Personal pension plans are ‘money purchase’ pension arrangements. The money you contribute to the plan is invested to build up a fund. This provides a lump sum and income at retirement.
You need to bear in mind that the tax rules governing pensions and the favourable tax treatment they offer might change in future.
The key benefits include:
- Wide choice of investment funds – compared to stakeholder pensions, you’ll have more choice of funds to invest in. Some may offer opportunities for better performance and the potential for a larger pension fund when you retire
- Flexibility - You decide how much and how often you want to contribute. Investments can be lump sums or regular payments, and you can alter the amount of the contribution you pay. You may also be able to have a personal pension as well as other pension schemes
- Portability - You can transfer personal pensions to another type of pension plan or to another provider. You might do this to make cost savings or take advantage of new investment opportunities. If you want to consolidate your personal pension with any other pensions you hold, you can do this too – either within your personal pension scheme or the other pension scheme.
Is it for me?
Because the choice of investment funds is wider for personal pensions than for stakeholder pensions, you might pay higher charges. SIPPs offer the widest choice of investments but are generally only suitable for more experienced investors who have time to manage their own investments. The charges for SIPPs
tend to be more expensive too. You can compare the investments within a personal pension with those available via a Barclays Stockbrokers SIPP
A personal pension may suit if you:
- Are not eligible to join a company scheme , or
- Are self-employed, or
- Are looking to supplement your company scheme and want a wider selection of investment funds than available through a Stakeholder Pension.
How much will I get?
If you do opt for a personal pension, the amount of income your pension fund will pay when you retire depends on:

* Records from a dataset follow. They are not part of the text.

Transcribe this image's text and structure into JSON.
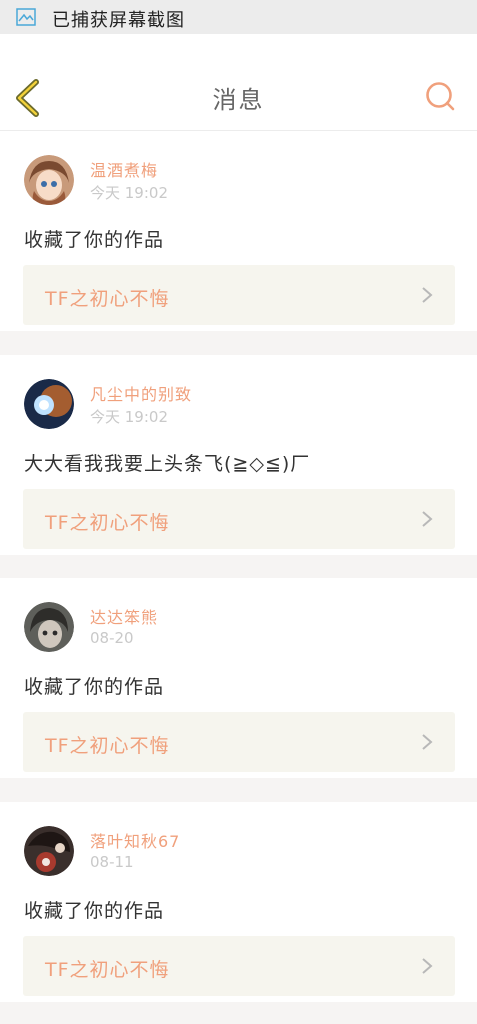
{
  "status_bar": {
    "notification": "已捕获屏幕截图",
    "icon": "screenshot-icon"
  },
  "header": {
    "title": "消息",
    "back_icon": "back-chevron-icon",
    "search_icon": "search-icon",
    "accent_color": "#f0a07c",
    "back_color": "#6b6a2c"
  },
  "messages": [
    {
      "user": "温酒煮梅",
      "time": "今天 19:02",
      "text": "收藏了你的作品",
      "work": "TF之初心不悔",
      "avatar_icon": "anime-girl-avatar"
    },
    {
      "user": "凡尘中的别致",
      "time": "今天 19:02",
      "text": "大大看我我要上头条飞(≧◇≦)厂",
      "work": "TF之初心不悔",
      "avatar_icon": "blue-light-avatar"
    },
    {
      "user": "达达笨熊",
      "time": "08-20",
      "text": "收藏了你的作品",
      "work": "TF之初心不悔",
      "avatar_icon": "doll-avatar"
    },
    {
      "user": "落叶知秋67",
      "time": "08-11",
      "text": "收藏了你的作品",
      "work": "TF之初心不悔",
      "avatar_icon": "illustration-avatar"
    }
  ]
}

- The amount of money you have paid into it.
- How well your chosen investment funds perform over time, and the charges you’ll pay.
- The size of any pension commencement lump sum you take at retirement.
- The annuity rate when you start drawing your pension, or the rate applying to whichever arrangement you use to convert your pension fund into a regular income.